### WHAT THE TASK REQUIRES:
Find the word "this" in the material below and gather every line that contains it.

### EXERCISE INPUTS:
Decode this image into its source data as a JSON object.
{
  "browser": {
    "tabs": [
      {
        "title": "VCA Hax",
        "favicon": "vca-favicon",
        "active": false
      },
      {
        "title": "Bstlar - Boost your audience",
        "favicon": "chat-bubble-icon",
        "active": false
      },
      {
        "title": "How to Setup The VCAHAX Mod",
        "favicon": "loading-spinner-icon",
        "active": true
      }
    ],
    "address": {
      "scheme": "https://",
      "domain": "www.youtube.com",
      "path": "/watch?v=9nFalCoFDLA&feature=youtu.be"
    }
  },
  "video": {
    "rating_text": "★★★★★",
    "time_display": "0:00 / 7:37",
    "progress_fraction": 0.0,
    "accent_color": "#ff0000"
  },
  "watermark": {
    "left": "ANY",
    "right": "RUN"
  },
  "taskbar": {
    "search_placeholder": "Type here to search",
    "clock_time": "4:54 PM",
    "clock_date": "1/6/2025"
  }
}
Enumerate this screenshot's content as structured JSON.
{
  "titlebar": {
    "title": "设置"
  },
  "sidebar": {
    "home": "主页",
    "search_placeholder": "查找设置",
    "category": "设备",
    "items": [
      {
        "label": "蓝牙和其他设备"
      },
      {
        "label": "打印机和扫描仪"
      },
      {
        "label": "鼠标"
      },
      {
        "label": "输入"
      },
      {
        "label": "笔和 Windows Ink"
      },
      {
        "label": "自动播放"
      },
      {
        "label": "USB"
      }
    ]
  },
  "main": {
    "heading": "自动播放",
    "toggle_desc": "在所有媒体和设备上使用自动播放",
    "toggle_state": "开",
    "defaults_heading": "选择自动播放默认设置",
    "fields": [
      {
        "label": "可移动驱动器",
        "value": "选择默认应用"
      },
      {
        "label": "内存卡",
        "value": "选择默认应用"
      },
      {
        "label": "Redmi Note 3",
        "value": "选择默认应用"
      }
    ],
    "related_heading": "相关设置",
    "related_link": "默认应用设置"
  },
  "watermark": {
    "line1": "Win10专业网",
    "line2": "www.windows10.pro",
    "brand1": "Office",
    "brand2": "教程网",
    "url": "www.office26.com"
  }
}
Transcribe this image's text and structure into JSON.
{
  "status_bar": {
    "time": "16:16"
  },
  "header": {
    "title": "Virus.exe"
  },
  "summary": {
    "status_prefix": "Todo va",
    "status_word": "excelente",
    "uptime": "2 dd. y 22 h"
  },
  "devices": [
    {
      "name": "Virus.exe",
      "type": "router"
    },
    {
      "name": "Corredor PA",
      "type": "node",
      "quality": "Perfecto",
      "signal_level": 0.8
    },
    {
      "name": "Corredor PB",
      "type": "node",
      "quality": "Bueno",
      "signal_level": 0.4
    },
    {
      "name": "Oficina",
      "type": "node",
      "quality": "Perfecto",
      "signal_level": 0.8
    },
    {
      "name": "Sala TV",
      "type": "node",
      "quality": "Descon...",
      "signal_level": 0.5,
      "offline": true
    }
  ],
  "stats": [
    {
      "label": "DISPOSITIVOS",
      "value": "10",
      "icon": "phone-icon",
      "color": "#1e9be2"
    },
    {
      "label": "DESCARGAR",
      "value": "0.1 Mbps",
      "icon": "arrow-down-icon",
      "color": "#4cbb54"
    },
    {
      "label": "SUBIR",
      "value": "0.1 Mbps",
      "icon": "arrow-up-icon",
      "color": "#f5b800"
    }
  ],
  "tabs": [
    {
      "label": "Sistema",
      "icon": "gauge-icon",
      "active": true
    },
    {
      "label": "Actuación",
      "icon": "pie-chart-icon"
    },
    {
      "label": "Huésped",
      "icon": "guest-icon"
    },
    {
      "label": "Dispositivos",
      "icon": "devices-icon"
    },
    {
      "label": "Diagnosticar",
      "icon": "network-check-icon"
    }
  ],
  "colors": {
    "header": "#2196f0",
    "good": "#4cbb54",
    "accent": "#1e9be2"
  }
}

### COMPLETED TASK:
Decode this image into its source data as a JSON object.
Enumerate this screenshot's content as structured JSON.
Transcribe this image's text and structure into JSON.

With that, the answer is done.